contribution to the edition details a participatory project organized by BBC Wales. Project Capture Wales has helped over 500 mem- bers of the Welsh public to digitize life stories through a process of workshops and familiarity with video editing software. Within the iterative process of rehearsing narrative stories Kidd finds the idea of permanence itself has become myopic, and archives (full of wholes yet simultaneously full of holes) go against the very notion of memory in the twenty-first century (p. 180). In the final chapter of the edition Shaun Wilson challenges perfect and imperfect notions of memory. Wilson describes the bricolage of cultural work found in forums such as wikis, YouTube and blogging, a kind of digital dtournement, where hitting the delete key can be a dangerous historicization of infallible and emotionless digital data. This suggests superficiality to the mechanization of the human capacity to forget, fictionalize and edit difficult pasts. However, Wilson quickly states that any humanist distinction between man and machine is problematic, noting that digital architectures often incorporate versions of the past similar to the way renovations simulate earlier architecture and forget the process of disrepair, i.e. broken hyperlinks. The findings noted here will no doubt bear upon debates about knowledge and power. Michel Foucault (2008) argued that, during the 20th century, the market became the site of veridiction. Because of a particular epistemological ability to measure population and security, the market produces new subjects of knowledge. The digital trends in memory practices described above sug- gest that the market, though implicated in digitization, no longer exercises sovereign control of truth production. Readers of Save as ... Digital Memories will recognize that a displacement and digitization of the locus of truth production has occurred. Contemporary apparatuses for sharing knowledge about the past, producing digital memories, clearly have implications for the produc- tion of new truths. The challenge for research in the future is to investigate those mutations between producing analogue truths and the emerging truths that new digital practices are producing and sustaining; drawing on Foucaults famous studies we might anticipate a future of cyber-sexuality, digital-discipline and cyborg-madness, couched in digital memory discourses. To close, as a result of the publication of this collected edition, researchers will no doubt respond to emerging challenges in memory studies in ways that are suspicious of the democratic function of digitization, attentive to the idiosyncratic personal memories of digital users, and informed in con- temporary forms of the mediation of memory. The introduction to the issue announces a challenge to a series of commonplace dualisms held in social sciences and hard sciences, including: old/new, memories.

References
Brown SD (in press) Three minutes of silence: Social technologies of public commemoration. Theory & Psychology. Halbwachs M (1992) On Collective Memory. London: The University of Chicago Press. Foucault M (2008) The Birth of Biopolitics.
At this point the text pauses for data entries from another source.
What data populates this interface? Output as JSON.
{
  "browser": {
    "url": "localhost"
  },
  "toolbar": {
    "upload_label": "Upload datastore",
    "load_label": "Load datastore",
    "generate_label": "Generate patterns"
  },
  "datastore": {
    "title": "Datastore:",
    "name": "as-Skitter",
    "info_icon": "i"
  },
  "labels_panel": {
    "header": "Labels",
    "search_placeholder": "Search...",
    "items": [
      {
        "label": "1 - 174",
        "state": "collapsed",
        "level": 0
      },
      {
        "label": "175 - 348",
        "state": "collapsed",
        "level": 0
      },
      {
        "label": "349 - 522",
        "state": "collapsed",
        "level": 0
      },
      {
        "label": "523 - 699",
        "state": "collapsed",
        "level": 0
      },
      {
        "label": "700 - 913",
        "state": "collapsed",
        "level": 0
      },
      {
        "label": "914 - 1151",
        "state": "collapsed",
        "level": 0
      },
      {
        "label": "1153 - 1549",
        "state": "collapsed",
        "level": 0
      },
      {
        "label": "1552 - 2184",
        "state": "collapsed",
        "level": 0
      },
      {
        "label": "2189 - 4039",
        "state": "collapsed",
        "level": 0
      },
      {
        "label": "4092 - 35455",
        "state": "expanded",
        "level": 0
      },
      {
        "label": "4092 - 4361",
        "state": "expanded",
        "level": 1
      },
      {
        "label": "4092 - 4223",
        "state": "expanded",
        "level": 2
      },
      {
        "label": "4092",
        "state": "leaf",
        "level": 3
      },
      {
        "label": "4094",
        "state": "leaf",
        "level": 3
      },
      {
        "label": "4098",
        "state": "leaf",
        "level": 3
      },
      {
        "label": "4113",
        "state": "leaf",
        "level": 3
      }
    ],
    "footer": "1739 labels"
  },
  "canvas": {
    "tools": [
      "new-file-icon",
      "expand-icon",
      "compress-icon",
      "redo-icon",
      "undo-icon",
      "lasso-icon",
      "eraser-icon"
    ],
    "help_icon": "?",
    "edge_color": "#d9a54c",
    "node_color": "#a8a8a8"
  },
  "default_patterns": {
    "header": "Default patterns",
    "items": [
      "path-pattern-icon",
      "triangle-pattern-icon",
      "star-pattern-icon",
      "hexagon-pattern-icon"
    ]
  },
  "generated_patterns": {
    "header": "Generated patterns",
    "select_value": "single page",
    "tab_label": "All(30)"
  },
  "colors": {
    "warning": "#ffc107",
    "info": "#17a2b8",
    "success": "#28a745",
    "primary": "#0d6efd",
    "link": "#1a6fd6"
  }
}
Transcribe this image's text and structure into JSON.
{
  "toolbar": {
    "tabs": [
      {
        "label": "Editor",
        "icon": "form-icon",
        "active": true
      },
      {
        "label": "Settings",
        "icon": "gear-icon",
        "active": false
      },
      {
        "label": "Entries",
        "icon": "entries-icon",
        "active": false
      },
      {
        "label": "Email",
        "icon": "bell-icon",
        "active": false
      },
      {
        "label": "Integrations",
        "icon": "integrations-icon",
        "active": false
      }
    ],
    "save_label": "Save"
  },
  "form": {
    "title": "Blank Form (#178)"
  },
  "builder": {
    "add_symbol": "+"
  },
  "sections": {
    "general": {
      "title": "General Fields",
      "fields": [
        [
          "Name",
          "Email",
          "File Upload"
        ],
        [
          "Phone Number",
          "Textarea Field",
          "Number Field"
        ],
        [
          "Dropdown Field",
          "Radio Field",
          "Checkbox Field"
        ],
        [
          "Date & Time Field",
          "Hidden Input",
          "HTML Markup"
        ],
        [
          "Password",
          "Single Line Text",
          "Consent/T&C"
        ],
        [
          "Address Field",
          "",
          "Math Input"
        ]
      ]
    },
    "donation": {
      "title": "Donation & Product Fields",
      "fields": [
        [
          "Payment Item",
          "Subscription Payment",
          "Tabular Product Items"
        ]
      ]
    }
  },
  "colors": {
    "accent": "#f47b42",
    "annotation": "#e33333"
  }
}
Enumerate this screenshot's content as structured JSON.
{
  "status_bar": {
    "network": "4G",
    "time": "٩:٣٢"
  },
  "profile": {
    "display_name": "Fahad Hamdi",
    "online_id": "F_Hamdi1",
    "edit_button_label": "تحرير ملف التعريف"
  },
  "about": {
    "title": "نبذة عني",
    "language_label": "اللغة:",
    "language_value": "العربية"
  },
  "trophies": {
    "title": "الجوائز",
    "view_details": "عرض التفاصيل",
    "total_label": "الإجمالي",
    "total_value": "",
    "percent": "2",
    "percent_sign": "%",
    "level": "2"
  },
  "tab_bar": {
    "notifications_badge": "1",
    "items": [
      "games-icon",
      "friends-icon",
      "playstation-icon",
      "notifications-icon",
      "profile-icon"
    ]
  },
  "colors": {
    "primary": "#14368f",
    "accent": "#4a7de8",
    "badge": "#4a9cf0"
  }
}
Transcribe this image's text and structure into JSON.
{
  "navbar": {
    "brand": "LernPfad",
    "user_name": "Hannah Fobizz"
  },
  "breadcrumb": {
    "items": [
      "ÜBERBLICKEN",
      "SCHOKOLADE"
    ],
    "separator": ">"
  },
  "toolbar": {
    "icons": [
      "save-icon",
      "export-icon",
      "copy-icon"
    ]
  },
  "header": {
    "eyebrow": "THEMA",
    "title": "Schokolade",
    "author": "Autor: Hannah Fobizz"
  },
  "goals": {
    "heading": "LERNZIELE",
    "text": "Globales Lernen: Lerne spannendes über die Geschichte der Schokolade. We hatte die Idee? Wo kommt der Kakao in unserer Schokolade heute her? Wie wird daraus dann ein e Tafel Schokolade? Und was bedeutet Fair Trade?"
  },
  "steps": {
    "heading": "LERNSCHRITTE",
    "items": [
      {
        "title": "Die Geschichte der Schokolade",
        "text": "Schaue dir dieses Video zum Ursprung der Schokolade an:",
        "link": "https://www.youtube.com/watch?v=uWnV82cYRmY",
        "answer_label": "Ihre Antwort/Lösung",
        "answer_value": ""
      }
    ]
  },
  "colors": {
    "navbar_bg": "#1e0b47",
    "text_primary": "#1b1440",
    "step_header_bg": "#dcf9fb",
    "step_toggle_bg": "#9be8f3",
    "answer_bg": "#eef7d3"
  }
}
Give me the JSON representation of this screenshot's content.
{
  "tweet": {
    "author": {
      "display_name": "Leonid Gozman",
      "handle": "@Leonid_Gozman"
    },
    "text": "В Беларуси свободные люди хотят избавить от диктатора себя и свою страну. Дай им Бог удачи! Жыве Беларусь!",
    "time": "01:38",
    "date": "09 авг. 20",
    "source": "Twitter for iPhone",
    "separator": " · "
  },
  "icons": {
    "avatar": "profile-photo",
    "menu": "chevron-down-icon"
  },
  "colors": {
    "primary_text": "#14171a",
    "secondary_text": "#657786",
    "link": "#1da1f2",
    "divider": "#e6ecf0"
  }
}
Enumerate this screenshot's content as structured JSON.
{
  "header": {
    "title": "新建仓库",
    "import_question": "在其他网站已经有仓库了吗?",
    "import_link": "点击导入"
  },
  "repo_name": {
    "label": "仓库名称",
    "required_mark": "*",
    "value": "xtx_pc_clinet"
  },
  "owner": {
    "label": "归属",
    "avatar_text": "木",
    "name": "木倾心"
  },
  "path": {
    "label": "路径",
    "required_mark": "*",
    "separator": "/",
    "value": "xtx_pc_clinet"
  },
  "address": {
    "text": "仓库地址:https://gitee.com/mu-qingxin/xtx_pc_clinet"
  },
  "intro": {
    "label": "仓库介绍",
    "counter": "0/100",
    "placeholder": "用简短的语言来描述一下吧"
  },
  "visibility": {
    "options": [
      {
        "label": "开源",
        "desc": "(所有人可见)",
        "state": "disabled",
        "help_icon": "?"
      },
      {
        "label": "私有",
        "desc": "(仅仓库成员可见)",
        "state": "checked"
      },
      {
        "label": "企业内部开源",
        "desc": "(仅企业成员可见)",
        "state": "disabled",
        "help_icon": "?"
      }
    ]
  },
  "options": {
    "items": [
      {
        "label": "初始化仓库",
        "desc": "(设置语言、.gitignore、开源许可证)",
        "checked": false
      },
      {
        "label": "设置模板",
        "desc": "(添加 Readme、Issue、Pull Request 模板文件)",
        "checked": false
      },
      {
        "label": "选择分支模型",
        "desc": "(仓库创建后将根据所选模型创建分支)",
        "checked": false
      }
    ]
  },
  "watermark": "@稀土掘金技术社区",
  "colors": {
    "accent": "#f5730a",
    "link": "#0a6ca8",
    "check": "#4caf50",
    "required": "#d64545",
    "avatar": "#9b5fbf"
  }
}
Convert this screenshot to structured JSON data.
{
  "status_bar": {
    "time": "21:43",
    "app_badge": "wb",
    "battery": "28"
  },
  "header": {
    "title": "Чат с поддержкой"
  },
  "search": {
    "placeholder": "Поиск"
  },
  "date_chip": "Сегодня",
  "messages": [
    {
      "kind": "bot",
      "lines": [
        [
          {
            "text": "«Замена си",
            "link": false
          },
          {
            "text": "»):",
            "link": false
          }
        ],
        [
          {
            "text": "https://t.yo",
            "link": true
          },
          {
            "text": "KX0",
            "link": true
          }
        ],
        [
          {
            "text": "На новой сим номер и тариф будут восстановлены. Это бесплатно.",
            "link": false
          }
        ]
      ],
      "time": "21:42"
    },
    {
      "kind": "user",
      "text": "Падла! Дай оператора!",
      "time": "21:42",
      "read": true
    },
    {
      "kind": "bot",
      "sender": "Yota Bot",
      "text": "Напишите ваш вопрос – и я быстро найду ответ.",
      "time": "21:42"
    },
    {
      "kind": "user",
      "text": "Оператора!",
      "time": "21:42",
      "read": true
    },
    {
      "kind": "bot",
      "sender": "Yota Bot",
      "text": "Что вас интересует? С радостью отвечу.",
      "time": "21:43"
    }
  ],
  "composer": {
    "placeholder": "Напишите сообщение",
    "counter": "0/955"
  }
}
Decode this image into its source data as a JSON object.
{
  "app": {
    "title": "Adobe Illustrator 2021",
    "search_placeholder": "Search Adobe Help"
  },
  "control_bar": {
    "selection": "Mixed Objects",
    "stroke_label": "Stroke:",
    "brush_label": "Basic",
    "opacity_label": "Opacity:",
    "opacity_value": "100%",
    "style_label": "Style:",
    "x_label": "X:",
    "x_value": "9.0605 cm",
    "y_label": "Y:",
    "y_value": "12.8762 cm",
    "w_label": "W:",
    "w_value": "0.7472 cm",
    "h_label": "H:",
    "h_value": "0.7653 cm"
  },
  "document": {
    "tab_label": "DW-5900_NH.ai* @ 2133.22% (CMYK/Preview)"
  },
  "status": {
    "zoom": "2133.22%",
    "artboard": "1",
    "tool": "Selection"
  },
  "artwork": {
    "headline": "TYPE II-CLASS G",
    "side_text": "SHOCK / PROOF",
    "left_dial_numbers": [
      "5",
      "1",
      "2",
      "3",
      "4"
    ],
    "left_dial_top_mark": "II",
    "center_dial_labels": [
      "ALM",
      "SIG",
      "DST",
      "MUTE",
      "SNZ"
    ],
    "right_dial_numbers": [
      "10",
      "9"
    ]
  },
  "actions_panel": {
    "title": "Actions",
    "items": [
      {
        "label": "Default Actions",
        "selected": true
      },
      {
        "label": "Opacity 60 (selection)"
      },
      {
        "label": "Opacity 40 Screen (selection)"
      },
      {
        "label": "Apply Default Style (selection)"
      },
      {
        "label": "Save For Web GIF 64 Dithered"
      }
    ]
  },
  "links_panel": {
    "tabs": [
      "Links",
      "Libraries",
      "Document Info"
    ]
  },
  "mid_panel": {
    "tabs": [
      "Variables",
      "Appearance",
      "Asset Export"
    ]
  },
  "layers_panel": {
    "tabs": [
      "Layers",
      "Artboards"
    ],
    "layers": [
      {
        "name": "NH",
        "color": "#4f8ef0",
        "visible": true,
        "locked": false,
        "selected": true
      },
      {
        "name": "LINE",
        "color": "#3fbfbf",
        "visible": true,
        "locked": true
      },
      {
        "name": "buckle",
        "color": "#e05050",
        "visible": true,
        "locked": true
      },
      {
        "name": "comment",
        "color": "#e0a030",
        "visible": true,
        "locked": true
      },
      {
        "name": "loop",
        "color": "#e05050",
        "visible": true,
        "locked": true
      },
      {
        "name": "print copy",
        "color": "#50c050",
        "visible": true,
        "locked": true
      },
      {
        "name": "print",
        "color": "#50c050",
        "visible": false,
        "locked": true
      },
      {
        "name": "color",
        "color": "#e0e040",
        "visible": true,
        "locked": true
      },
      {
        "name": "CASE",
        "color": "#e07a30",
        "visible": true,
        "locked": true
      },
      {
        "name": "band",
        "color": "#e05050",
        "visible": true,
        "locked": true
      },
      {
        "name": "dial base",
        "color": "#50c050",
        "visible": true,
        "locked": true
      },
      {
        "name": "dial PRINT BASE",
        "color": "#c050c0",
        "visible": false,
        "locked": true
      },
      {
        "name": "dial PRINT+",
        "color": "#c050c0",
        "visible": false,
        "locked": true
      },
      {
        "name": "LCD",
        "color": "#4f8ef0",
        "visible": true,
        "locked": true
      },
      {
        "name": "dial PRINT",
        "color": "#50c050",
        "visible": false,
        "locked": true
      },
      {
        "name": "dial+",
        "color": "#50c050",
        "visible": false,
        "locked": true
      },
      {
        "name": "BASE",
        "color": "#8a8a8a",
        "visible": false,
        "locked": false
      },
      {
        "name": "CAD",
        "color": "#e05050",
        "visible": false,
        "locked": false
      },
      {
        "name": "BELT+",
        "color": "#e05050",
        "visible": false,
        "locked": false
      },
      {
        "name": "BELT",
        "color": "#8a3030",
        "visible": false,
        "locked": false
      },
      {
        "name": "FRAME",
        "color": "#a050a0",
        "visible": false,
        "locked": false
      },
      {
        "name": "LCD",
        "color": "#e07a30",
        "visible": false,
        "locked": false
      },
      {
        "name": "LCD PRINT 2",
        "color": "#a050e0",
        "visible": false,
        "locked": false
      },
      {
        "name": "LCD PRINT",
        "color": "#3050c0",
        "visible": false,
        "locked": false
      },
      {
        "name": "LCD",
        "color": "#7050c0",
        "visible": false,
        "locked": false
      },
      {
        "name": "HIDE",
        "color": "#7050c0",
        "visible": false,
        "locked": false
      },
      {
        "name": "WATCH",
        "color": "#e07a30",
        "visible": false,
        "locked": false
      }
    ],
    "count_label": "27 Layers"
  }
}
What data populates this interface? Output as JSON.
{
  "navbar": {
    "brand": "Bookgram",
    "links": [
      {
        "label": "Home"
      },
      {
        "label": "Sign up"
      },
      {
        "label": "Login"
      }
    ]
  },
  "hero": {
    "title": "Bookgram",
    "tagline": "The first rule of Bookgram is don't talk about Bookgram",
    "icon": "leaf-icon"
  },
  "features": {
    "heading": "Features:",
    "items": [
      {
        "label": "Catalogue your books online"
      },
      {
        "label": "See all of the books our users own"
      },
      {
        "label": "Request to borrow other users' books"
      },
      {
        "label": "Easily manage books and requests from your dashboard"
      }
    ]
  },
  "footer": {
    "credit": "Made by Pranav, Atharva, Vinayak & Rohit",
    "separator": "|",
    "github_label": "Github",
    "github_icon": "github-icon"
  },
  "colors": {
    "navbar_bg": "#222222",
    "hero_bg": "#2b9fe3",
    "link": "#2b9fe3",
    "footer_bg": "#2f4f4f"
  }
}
Basingstoke: Palgrave Macmillan.!Terranova T (2004) Network Cultures: Politics for the Information Age. London: Pluto Press. Joanne Garde-Hansen, Andrew Hoskins and Anna Reading (eds)!Save As ... Digital Memories. Hampshire: Palgrave Macmillan, 2009. 55. ISBN 9780230542525. !